Not all of Indiana’s spiders should be scary


Let’s talk about some of my favorite spiders that live around here (and when I say favorite, I mean in comparison to either having a root canal or being sat on by an elephant).

While I’m not overly fond of spiders, I do find them interesting, just not up-close and personal. Since there are so many species in Indiana, we have a lot to choose from.

Black and Yellow Arglipe (Argiope avrantia): Around here it’s also called the Garden Spider (it needs to be noted that there is a spider called the Garden Spider, not the same one). These spiders have abdomens marked with yellow or orange on black and can be found in shrubbery and plants in meadows and gardens throughout the United States.

It eats small flying insects that end up in the web. Males run about one-fourth of an inch and the females about three-fourths of an inch in size.

The female spins a spiraling vertical web, while the male spins a web in the outlying part of the web. His web zigzags across the middle of her web. The female dies after attaching the egg sac to the web; the male goes sooner.

These were fairly common when I was growing up, but I hadn’t seen one in years. Then one morning I found one by my garage; I haven’t seen any for a couple of years now.

Daddy Long Legs (Phalangivm opilio): It’s also called “The Huntsman.”

Bring up this little fact when you get a chance: They are not spiders. Most people think they are, but they’re not.

They are really more closely related to the scorpion. They differ from spiders in that they have only one pair of eyes, they don’t make silk, and they have a fused body (no waist). On top of that they also have no fangs, no bite and no venom.

In size they are about one-eighth to one-fourth of an inch. There’s actually about 7,000 species of these described, so it is a large family. The rumor that it is highly poisonous came from Australia (where it seems nearly anything that walks, crawls or slithers is dangerous). It’s not the same spider, so you can relax.

Grass Spider (Agelenopsis): This one is also known as the Funnel Weaver. The web it builds is not sticky, and off to one side the spider will build a funnel.

Inside this funnel is where it lurks, waiting for something to wander close. When that something does, the spider runs out, grabs it and drags it back into the funnel.

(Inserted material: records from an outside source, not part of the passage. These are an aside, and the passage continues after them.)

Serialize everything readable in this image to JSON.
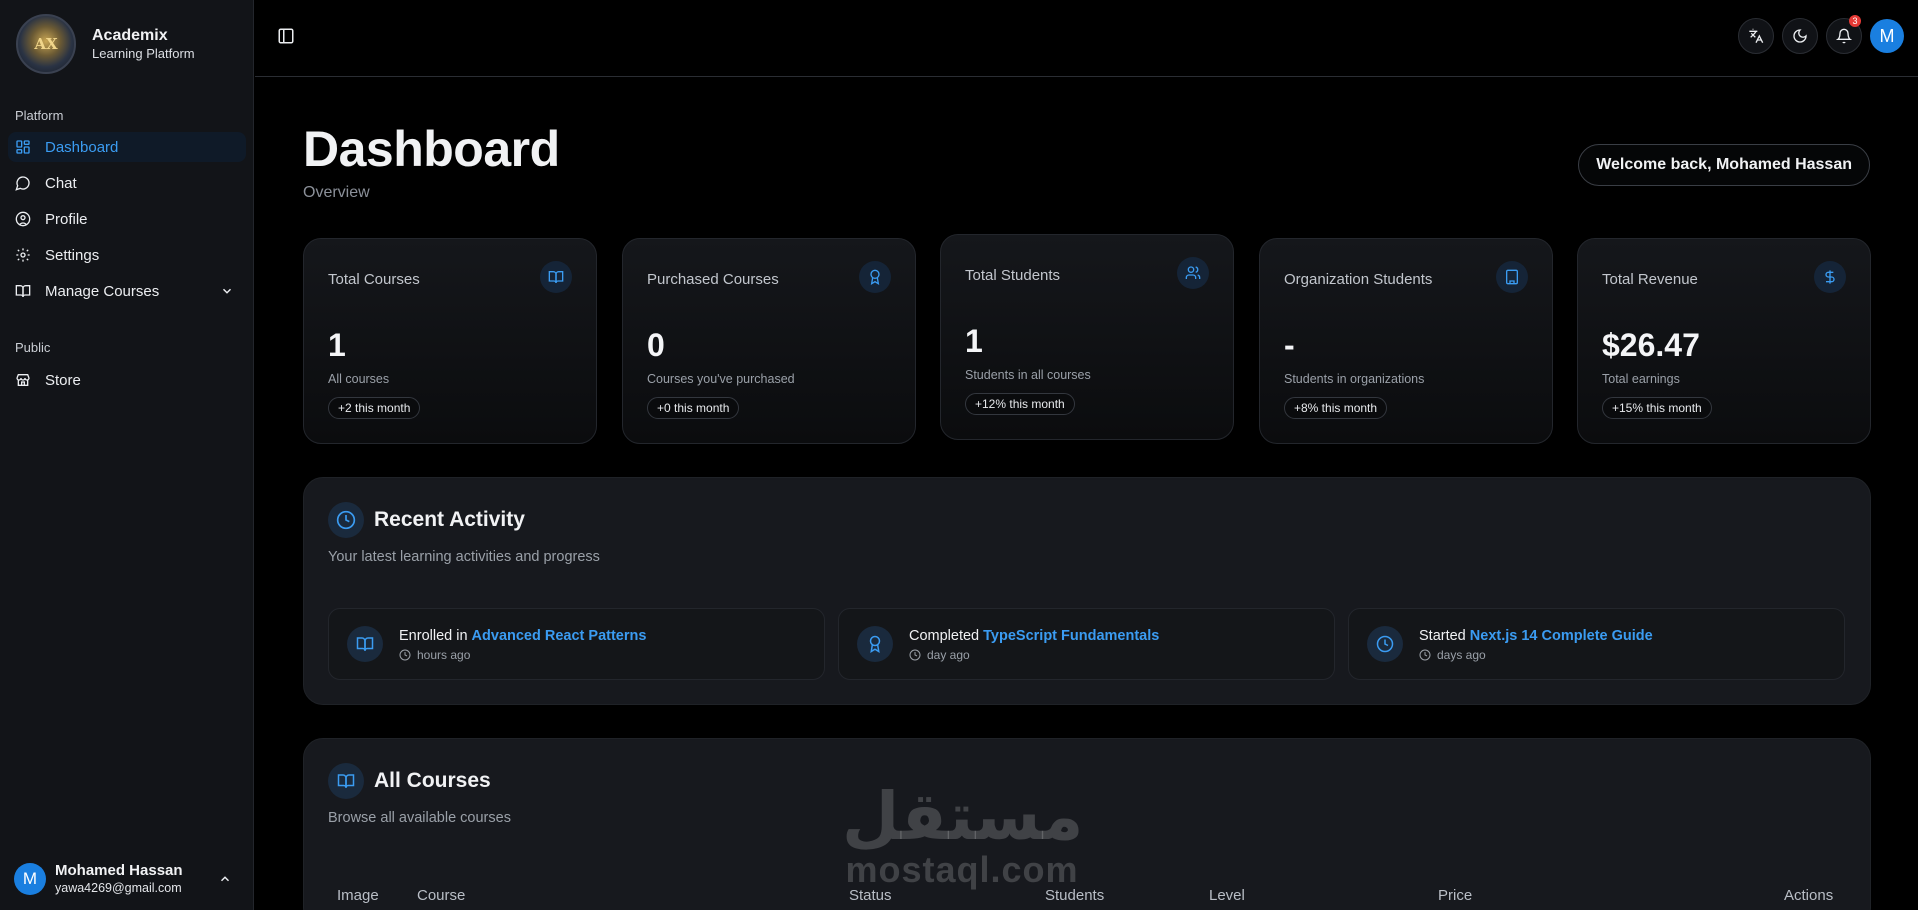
{
  "brand": {
    "name": "Academix",
    "subtitle": "Learning Platform",
    "logo_text": "AX"
  },
  "sidebar": {
    "platform_label": "Platform",
    "items": [
      {
        "label": "Dashboard",
        "icon": "dashboard-icon",
        "active": true
      },
      {
        "label": "Chat",
        "icon": "chat-icon"
      },
      {
        "label": "Profile",
        "icon": "profile-icon"
      },
      {
        "label": "Settings",
        "icon": "gear-icon"
      },
      {
        "label": "Manage Courses",
        "icon": "book-icon",
        "expandable": true
      }
    ],
    "public_label": "Public",
    "public_items": [
      {
        "label": "Store",
        "icon": "store-icon"
      }
    ]
  },
  "user": {
    "initial": "M",
    "name": "Mohamed Hassan",
    "email": "yawa4269@gmail.com"
  },
  "header": {
    "notification_count": "3",
    "avatar_initial": "M"
  },
  "page": {
    "title": "Dashboard",
    "subtitle": "Overview",
    "welcome": "Welcome back, Mohamed Hassan"
  },
  "stats": [
    {
      "label": "Total Courses",
      "value": "1",
      "desc": "All courses",
      "chip": "+2 this month",
      "icon": "book-icon"
    },
    {
      "label": "Purchased Courses",
      "value": "0",
      "desc": "Courses you've purchased",
      "chip": "+0 this month",
      "icon": "award-icon"
    },
    {
      "label": "Total Students",
      "value": "1",
      "desc": "Students in all courses",
      "chip": "+12% this month",
      "icon": "users-icon"
    },
    {
      "label": "Organization Students",
      "value": "-",
      "desc": "Students in organizations",
      "chip": "+8% this month",
      "icon": "building-icon"
    },
    {
      "label": "Total Revenue",
      "value": "$26.47",
      "desc": "Total earnings",
      "chip": "+15% this month",
      "icon": "dollar-icon"
    }
  ],
  "recent_activity": {
    "title": "Recent Activity",
    "subtitle": "Your latest learning activities and progress",
    "items": [
      {
        "verb": "Enrolled in",
        "course": "Advanced React Patterns",
        "time": "hours ago",
        "icon": "book-icon"
      },
      {
        "verb": "Completed",
        "course": "TypeScript Fundamentals",
        "time": "day ago",
        "icon": "award-icon"
      },
      {
        "verb": "Started",
        "course": "Next.js 14 Complete Guide",
        "time": "days ago",
        "icon": "clock-icon"
      }
    ]
  },
  "all_courses": {
    "title": "All Courses",
    "subtitle": "Browse all available courses",
    "columns": [
      "Image",
      "Course",
      "Status",
      "Students",
      "Level",
      "Price",
      "Actions"
    ]
  },
  "watermark": {
    "arabic": "مستقل",
    "latin": "mostaql.com"
  },
  "colors": {
    "accent": "#3b9cf2",
    "background": "#000000",
    "card": "#17191e",
    "avatar": "#1a7fe0",
    "badge": "#e53935"
  }
}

Like other spiders, it has eight eyes. The male is five-eighths of an inch, and the female is three-fourths of an inch. The eggs overwinter, and the spiderlings disperse in the spring. There are 13 separate species of this spider.

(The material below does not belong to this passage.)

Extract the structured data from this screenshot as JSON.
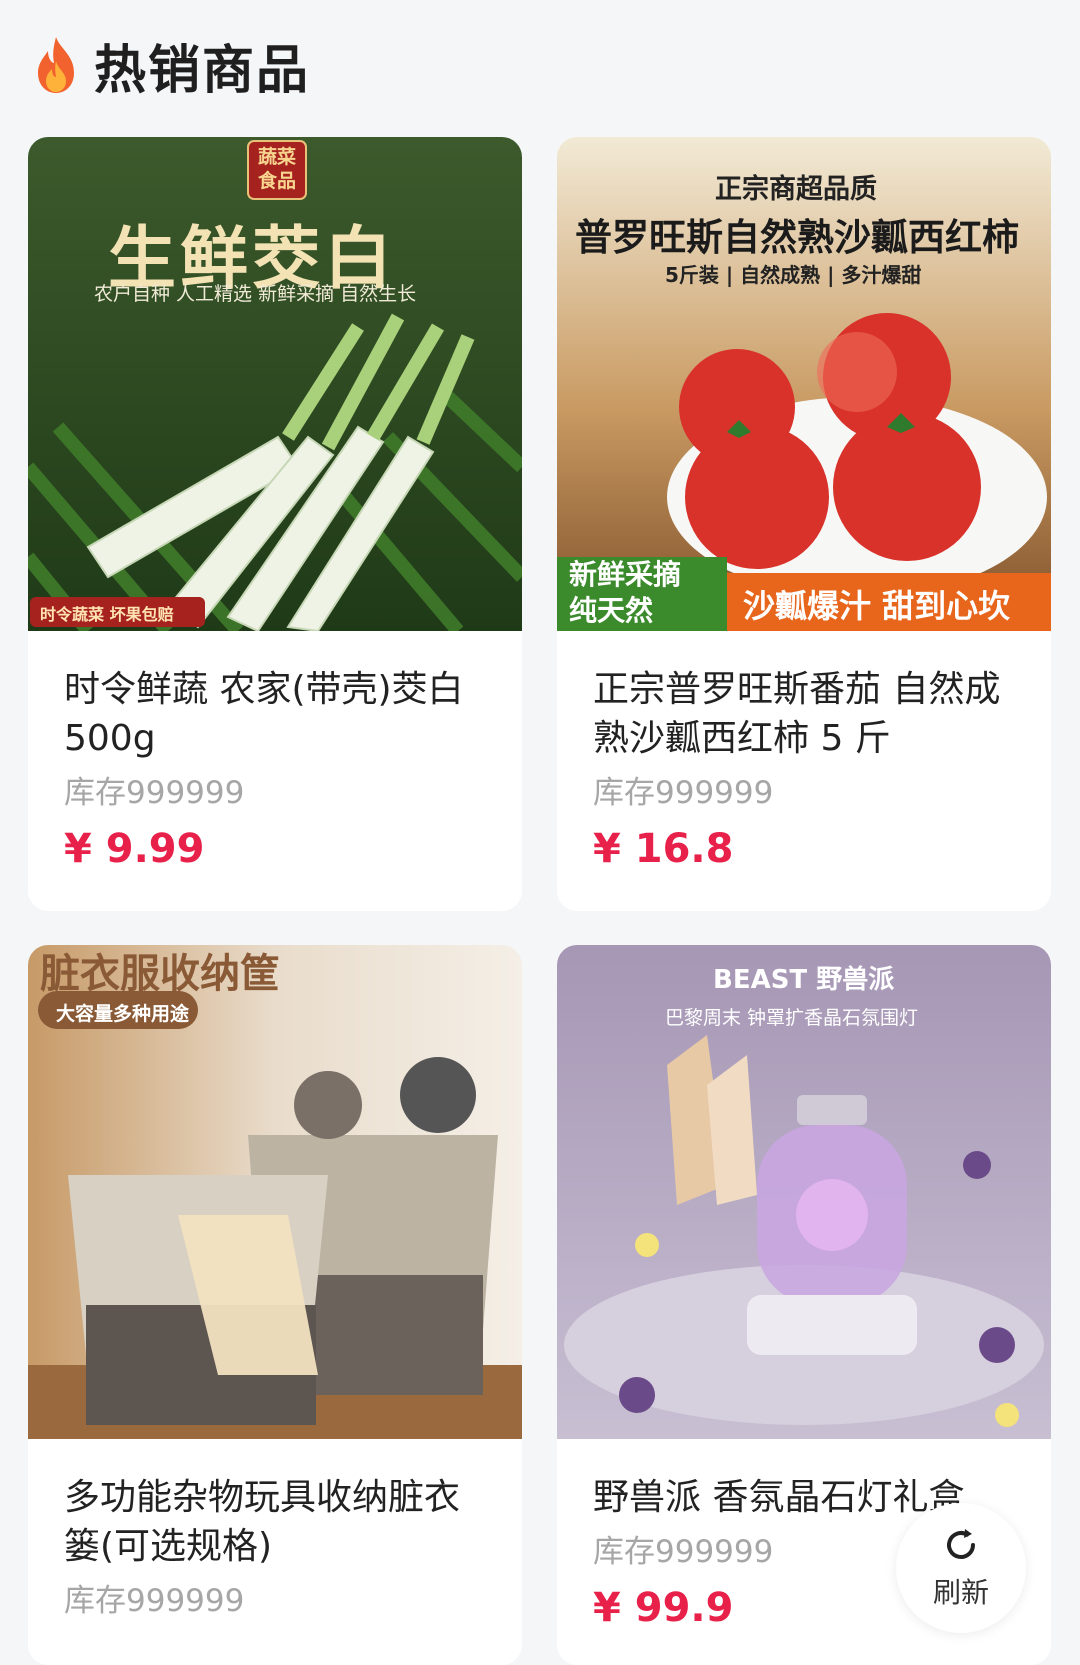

Dark Fishing Spider (Delomedes tenebrosus): It is also called the Nursery Spider. While it is a spider, it does not spin a web except when the eggs are laid; then the female spins a short web to hang the sac. She then waits nearby to protect the sac.

The female is about 1 inch, and the male about half an inch in size. Either one can be found in the following colors: white, black, brown, tan or gray. Like other spiders, it has eight eyes.

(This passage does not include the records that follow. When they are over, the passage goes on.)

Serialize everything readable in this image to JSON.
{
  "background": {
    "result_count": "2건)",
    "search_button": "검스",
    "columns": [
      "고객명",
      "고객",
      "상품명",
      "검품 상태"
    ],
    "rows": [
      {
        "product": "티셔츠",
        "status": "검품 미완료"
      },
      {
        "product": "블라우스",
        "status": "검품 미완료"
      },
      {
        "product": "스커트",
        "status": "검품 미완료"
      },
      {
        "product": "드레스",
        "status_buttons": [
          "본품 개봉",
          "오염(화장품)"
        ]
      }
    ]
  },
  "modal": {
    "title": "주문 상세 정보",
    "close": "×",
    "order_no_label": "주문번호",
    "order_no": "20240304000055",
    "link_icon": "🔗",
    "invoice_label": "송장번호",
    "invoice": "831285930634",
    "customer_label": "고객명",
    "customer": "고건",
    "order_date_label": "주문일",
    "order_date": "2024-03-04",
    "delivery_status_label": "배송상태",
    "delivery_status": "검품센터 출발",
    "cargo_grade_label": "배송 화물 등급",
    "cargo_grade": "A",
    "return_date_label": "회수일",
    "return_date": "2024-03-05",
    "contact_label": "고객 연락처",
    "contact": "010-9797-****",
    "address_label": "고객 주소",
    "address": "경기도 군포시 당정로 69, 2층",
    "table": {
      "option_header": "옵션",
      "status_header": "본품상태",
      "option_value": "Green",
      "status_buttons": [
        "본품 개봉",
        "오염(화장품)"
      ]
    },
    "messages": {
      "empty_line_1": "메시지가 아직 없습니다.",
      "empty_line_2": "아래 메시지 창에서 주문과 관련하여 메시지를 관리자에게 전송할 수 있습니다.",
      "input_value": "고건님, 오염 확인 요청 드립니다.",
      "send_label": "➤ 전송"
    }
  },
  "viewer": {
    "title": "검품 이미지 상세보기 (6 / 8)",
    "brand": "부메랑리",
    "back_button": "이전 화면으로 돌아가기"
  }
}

While it is mostly forest-dwelling, it can be found on tree trunks, fence posts, walls or any vertical surface. It will wait there for prey to come by, or it will stalk the prey.

They generally come out only at night. This spider eats large insects or any small vertebrates that it can catch and overpower. There are some of these that live around the water and eat the minnows that come too close.

Wolf Spider: In this genus there are more than 100 species of spider, and it takes somebody who really, really enjoys spiders to tell the difference, so we will concentrate on the only one I’ve seen in one of our parks (for the Nervous Nellies out there, it was at Beckenholdt Family Park, near the large rock as you start the trail).

The Rabid Wolf Spider (Lycosa rabida) is brownish yellow with two dark stripes; in males, the first pair of legs are often black. The males are about half an inch with the females running about five-eighths to seven-eighths of an inch.

The female spins a cocoon around the egg mass and drags it around until it hatches; the spiderlings then ride on her back until ready to leave.

Joe Whitfield is a naturalist and gardener for the Greenfield Parks and Recreation Department. Send comments to [email protected].